App and web page records:
------------------------------------------------

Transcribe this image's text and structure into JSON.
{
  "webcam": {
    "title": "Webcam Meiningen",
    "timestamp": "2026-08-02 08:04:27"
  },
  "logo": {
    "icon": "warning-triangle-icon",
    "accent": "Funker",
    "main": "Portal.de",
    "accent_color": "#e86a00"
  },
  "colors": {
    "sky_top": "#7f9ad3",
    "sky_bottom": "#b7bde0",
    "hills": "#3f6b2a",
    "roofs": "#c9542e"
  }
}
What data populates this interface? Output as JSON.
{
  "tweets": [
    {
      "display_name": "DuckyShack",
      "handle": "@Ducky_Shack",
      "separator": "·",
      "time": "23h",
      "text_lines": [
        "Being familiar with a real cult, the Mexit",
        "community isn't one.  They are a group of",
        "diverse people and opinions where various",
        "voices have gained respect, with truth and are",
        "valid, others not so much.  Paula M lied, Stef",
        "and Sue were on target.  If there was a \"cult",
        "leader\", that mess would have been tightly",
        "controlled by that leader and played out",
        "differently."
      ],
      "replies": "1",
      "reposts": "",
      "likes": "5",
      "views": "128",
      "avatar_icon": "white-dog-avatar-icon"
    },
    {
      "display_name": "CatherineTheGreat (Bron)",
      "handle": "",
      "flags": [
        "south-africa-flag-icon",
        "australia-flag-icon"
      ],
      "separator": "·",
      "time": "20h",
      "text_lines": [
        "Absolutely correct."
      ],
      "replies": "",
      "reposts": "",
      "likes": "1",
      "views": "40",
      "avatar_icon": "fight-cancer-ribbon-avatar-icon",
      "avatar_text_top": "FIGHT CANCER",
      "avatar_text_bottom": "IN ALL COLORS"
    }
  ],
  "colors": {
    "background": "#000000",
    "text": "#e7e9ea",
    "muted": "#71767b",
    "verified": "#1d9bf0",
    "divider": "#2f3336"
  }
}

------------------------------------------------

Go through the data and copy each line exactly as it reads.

Transcribe this image's text and structure into JSON.
{
  "webcam": {
    "title": "Webcam Meiningen",
    "timestamp": "2026-08-02 08:04:27"
  },
  "logo": {
    "icon": "warning-triangle-icon",
    "accent": "Funker",
    "main": "Portal.de",
    "accent_color": "#e86a00"
  },
  "colors": {
    "sky_top": "#7f9ad3",
    "sky_bottom": "#b7bde0",
    "hills": "#3f6b2a",
    "roofs": "#c9542e"
  }
}
What data populates this interface? Output as JSON.
{
  "tweets": [
    {
      "display_name": "DuckyShack",
      "handle": "@Ducky_Shack",
      "separator": "·",
      "time": "23h",
      "text_lines": [
        "Being familiar with a real cult, the Mexit",
        "community isn't one.  They are a group of",
        "diverse people and opinions where various",
        "voices have gained respect, with truth and are",
        "valid, others not so much.  Paula M lied, Stef",
        "and Sue were on target.  If there was a \"cult",
        "leader\", that mess would have been tightly",
        "controlled by that leader and played out",
        "differently."
      ],
      "replies": "1",
      "reposts": "",
      "likes": "5",
      "views": "128",
      "avatar_icon": "white-dog-avatar-icon"
    },
    {
      "display_name": "CatherineTheGreat (Bron)",
      "handle": "",
      "flags": [
        "south-africa-flag-icon",
        "australia-flag-icon"
      ],
      "separator": "·",
      "time": "20h",
      "text_lines": [
        "Absolutely correct."
      ],
      "replies": "",
      "reposts": "",
      "likes": "1",
      "views": "40",
      "avatar_icon": "fight-cancer-ribbon-avatar-icon",
      "avatar_text_top": "FIGHT CANCER",
      "avatar_text_bottom": "IN ALL COLORS"
    }
  ],
  "colors": {
    "background": "#000000",
    "text": "#e7e9ea",
    "muted": "#71767b",
    "verified": "#1d9bf0",
    "divider": "#2f3336"
  }
}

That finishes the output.